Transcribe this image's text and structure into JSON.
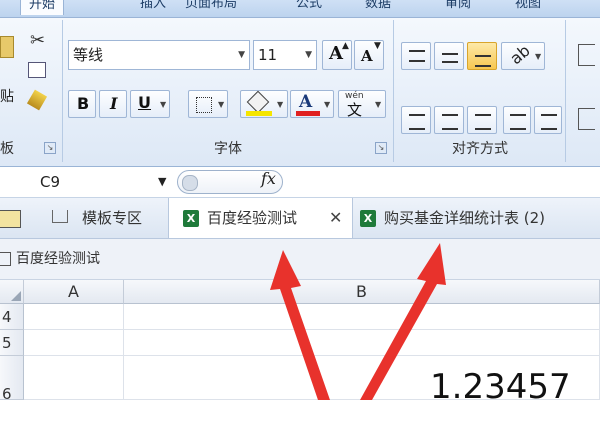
{
  "ribbon_tabs": [
    "开始",
    "插入",
    "页面布局",
    "公式",
    "数据",
    "审阅",
    "视图"
  ],
  "clipboard": {
    "label": "板",
    "paste_label": "贴"
  },
  "font": {
    "name": "等线",
    "size": "11",
    "grow": "A",
    "shrink": "A",
    "bold": "B",
    "italic": "I",
    "underline": "U",
    "font_color_glyph": "A",
    "phonetic": "wén",
    "phonetic_char": "文",
    "label": "字体",
    "highlight_color": "#f5e500",
    "font_color": "#e02020"
  },
  "alignment": {
    "label": "对齐方式"
  },
  "formula_bar": {
    "name_box": "C9",
    "fx": "fx"
  },
  "doc_tabs": [
    {
      "label": "模板专区"
    },
    {
      "label": "百度经验测试",
      "close": "✕"
    },
    {
      "label": "购买基金详细统计表 (2)"
    }
  ],
  "sheet": {
    "title": "百度经验测试",
    "columns": [
      "A",
      "B"
    ],
    "rows": [
      "4",
      "5",
      "6"
    ],
    "value": "1.23457"
  },
  "annotation_color": "#e8322c"
}
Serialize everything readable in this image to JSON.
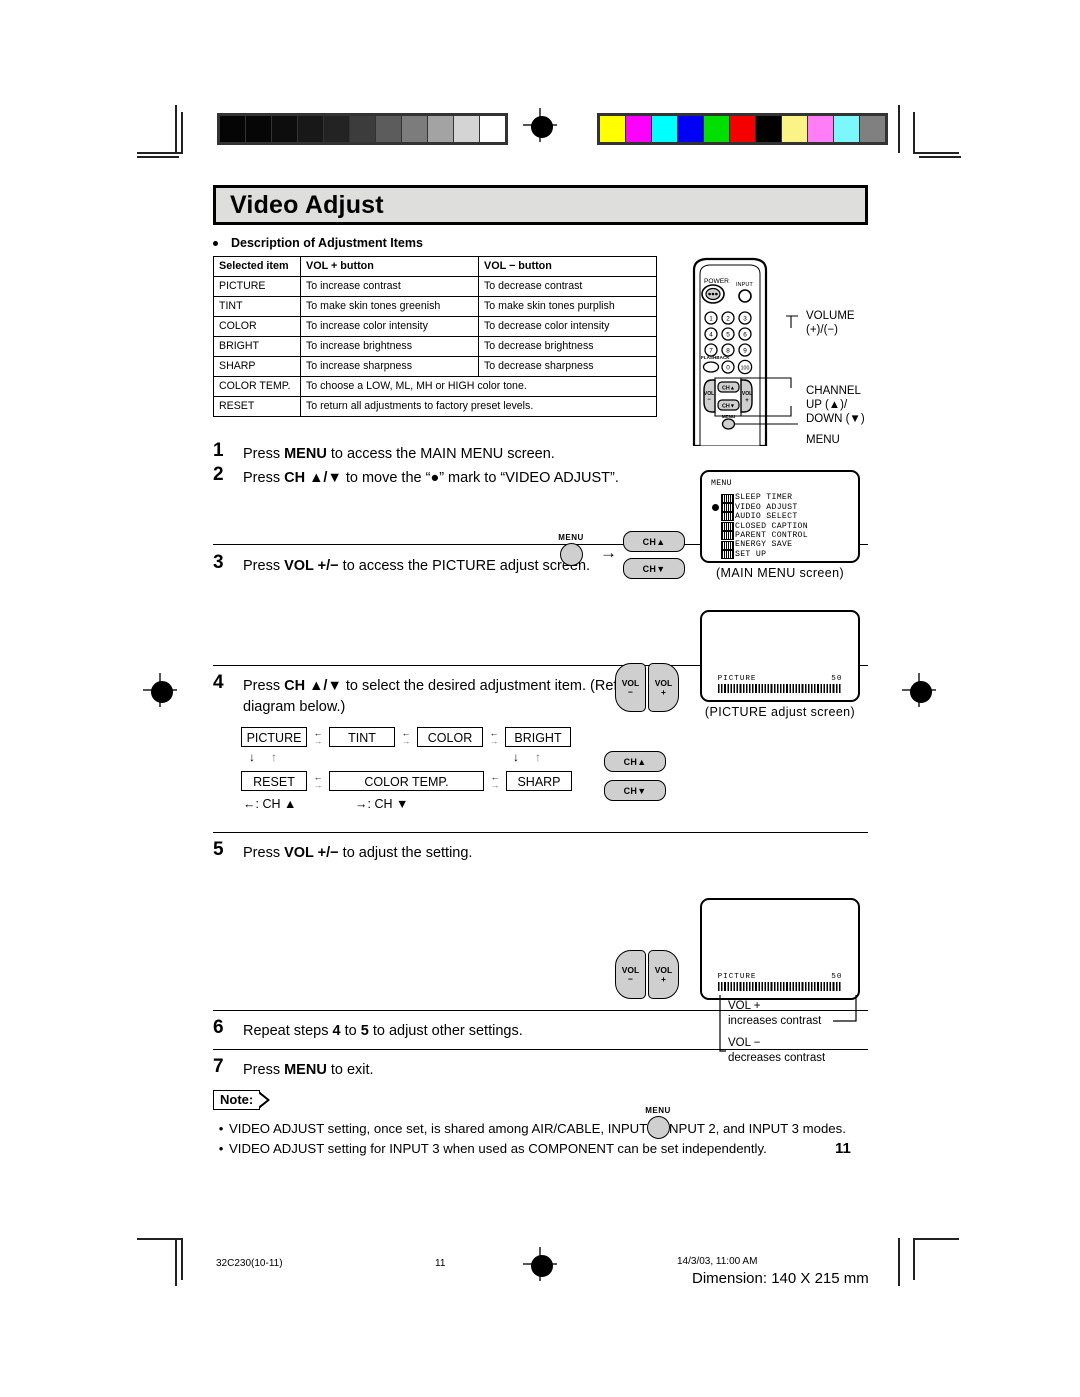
{
  "header": {
    "title": "Video Adjust",
    "section_label": "Description of Adjustment Items"
  },
  "table": {
    "columns": [
      "Selected item",
      "VOL + button",
      "VOL − button"
    ],
    "rows": [
      {
        "item": "PICTURE",
        "plus": "To increase contrast",
        "minus": "To decrease contrast",
        "span": false
      },
      {
        "item": "TINT",
        "plus": "To make skin tones greenish",
        "minus": "To make skin tones purplish",
        "span": false
      },
      {
        "item": "COLOR",
        "plus": "To increase color intensity",
        "minus": "To decrease color intensity",
        "span": false
      },
      {
        "item": "BRIGHT",
        "plus": "To increase brightness",
        "minus": "To decrease brightness",
        "span": false
      },
      {
        "item": "SHARP",
        "plus": "To increase sharpness",
        "minus": "To decrease sharpness",
        "span": false
      },
      {
        "item": "COLOR TEMP.",
        "plus": "To choose a LOW, ML, MH or HIGH color tone.",
        "minus": "",
        "span": true
      },
      {
        "item": "RESET",
        "plus": "To return all adjustments to factory preset levels.",
        "minus": "",
        "span": true
      }
    ]
  },
  "remote": {
    "power_label": "POWER",
    "input_label": "INPUT",
    "flashback_label": "FLASHBACK",
    "keys": [
      "1",
      "2",
      "3",
      "4",
      "5",
      "6",
      "7",
      "8",
      "9",
      "0",
      "100"
    ],
    "vol_minus": "VOL",
    "vol_minus_sign": "−",
    "vol_plus": "VOL",
    "vol_plus_sign": "+",
    "ch_up": "CH▲",
    "ch_down": "CH▼",
    "menu": "MENU",
    "callouts": {
      "volume": "VOLUME",
      "volume_sub": "(+)/(−)",
      "channel": "CHANNEL",
      "channel_up": "UP (▲)/",
      "channel_down": "DOWN (▼)",
      "menu": "MENU"
    }
  },
  "steps": [
    {
      "num": "1",
      "text_parts": [
        "Press ",
        "MENU",
        " to access the MAIN MENU screen."
      ]
    },
    {
      "num": "2",
      "text_parts": [
        "Press ",
        "CH ▲/▼",
        " to move the “●” mark to “VIDEO ADJUST”."
      ]
    },
    {
      "num": "3",
      "text_parts": [
        "Press ",
        "VOL +/−",
        " to access the PICTURE adjust screen."
      ]
    },
    {
      "num": "4",
      "text_parts": [
        "Press ",
        "CH ▲/▼",
        " to select the desired adjustment item. (Refer to the diagram below.)"
      ]
    },
    {
      "num": "5",
      "text_parts": [
        "Press ",
        "VOL +/−",
        " to adjust the setting."
      ]
    },
    {
      "num": "6",
      "text_parts": [
        "Repeat steps ",
        "4",
        " to ",
        "5",
        " to adjust other settings."
      ]
    },
    {
      "num": "7",
      "text_parts": [
        "Press ",
        "MENU",
        " to exit."
      ]
    }
  ],
  "main_menu_screen": {
    "header": "MENU",
    "items": [
      "SLEEP TIMER",
      "VIDEO ADJUST",
      "AUDIO SELECT",
      "CLOSED CAPTION",
      "PARENT CONTROL",
      "ENERGY SAVE",
      "SET UP"
    ],
    "selected_index": 1,
    "caption": "(MAIN MENU screen)"
  },
  "picture_screen": {
    "label": "PICTURE",
    "value": "50",
    "caption": "(PICTURE adjust screen)"
  },
  "picture_screen_step5": {
    "label": "PICTURE",
    "value": "50",
    "callout_plus_line1": "VOL +",
    "callout_plus_line2": "increases contrast",
    "callout_minus_line1": "VOL −",
    "callout_minus_line2": "decreases contrast"
  },
  "flow": {
    "row1": [
      "PICTURE",
      "TINT",
      "COLOR",
      "BRIGHT"
    ],
    "row2": [
      "RESET",
      "COLOR TEMP.",
      "SHARP"
    ],
    "legend_left": "←: CH ▲",
    "legend_right": "→: CH ▼",
    "ch_up_button": "CH▲",
    "ch_down_button": "CH▼"
  },
  "note": {
    "label": "Note:",
    "bullets": [
      "VIDEO ADJUST setting, once set, is shared among AIR/CABLE, INPUT 1, INPUT 2, and INPUT 3 modes.",
      "VIDEO ADJUST setting for INPUT 3 when used as COMPONENT can be set independently."
    ],
    "page_number_inline": "11"
  },
  "footer": {
    "doc_code": "32C230(10-11)",
    "page": "11",
    "timestamp": "14/3/03, 11:00 AM",
    "dimension": "Dimension: 140  X 215 mm"
  },
  "colors": {
    "title_bg": "#dededc",
    "button_face": "#cfcfcf",
    "grayscale_bar": [
      "#050505",
      "#060606",
      "#0d0d0d",
      "#181818",
      "#232323",
      "#3c3c3c",
      "#5c5c5c",
      "#7c7c7c",
      "#a3a3a3",
      "#d4d4d4",
      "#ffffff"
    ],
    "color_bar": [
      "#ffff00",
      "#ff00ff",
      "#00ffff",
      "#0000f5",
      "#00e000",
      "#f50000",
      "#000000",
      "#fcf387",
      "#ff7ef7",
      "#7cf7fb",
      "#808080"
    ]
  }
}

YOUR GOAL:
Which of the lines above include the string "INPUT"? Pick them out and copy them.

OUTPUT:
    "input_label": "INPUT",
      "VIDEO ADJUST setting, once set, is shared among AIR/CABLE, INPUT 1, INPUT 2, and INPUT 3 modes.",
      "VIDEO ADJUST setting for INPUT 3 when used as COMPONENT can be set independently."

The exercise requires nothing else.